# Aim of the task
Your answer is a copy of every line in the records where "Pembeli" appears.

# Records shown
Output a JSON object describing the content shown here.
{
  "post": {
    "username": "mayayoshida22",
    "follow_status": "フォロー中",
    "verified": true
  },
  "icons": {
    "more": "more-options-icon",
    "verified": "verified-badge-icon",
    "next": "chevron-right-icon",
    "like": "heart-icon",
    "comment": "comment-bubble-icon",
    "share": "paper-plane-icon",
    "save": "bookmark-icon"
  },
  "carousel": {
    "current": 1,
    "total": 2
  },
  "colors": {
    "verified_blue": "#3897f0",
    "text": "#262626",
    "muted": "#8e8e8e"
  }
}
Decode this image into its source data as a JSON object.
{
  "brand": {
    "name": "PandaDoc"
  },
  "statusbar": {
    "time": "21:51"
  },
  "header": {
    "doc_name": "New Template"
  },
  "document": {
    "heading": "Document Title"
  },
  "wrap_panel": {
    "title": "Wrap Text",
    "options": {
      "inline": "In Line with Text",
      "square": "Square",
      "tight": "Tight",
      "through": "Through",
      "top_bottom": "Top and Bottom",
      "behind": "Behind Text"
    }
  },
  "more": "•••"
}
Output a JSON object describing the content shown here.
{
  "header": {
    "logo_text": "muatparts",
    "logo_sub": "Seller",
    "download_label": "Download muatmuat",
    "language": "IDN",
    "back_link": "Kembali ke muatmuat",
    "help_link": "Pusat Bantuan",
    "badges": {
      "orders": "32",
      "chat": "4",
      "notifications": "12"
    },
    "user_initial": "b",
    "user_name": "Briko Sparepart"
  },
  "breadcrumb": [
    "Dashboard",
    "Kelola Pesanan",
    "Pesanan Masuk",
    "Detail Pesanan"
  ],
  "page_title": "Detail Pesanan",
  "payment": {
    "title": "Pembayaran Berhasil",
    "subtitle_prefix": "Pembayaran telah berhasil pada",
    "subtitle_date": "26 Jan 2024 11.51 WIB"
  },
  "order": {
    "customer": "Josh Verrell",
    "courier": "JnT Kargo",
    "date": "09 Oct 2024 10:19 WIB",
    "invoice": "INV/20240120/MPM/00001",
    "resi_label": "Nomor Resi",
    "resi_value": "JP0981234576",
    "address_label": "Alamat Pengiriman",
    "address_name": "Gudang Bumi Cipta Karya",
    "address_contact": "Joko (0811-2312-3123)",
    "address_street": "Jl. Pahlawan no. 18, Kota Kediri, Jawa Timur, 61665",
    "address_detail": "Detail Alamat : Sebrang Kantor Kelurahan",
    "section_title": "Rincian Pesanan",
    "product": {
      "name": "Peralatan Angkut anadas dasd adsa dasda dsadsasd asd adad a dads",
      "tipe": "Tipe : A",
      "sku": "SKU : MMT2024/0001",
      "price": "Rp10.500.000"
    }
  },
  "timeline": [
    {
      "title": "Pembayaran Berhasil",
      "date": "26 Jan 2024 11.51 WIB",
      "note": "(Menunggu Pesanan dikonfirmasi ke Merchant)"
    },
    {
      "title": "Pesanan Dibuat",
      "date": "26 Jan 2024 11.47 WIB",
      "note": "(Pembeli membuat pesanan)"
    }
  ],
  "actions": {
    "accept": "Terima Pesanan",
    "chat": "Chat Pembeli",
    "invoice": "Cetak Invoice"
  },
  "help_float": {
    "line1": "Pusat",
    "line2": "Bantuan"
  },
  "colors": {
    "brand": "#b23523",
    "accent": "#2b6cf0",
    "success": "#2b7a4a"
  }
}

# Exercise solution
      "note": "(Pembeli membuat pesanan)"
    "chat": "Chat Pembeli",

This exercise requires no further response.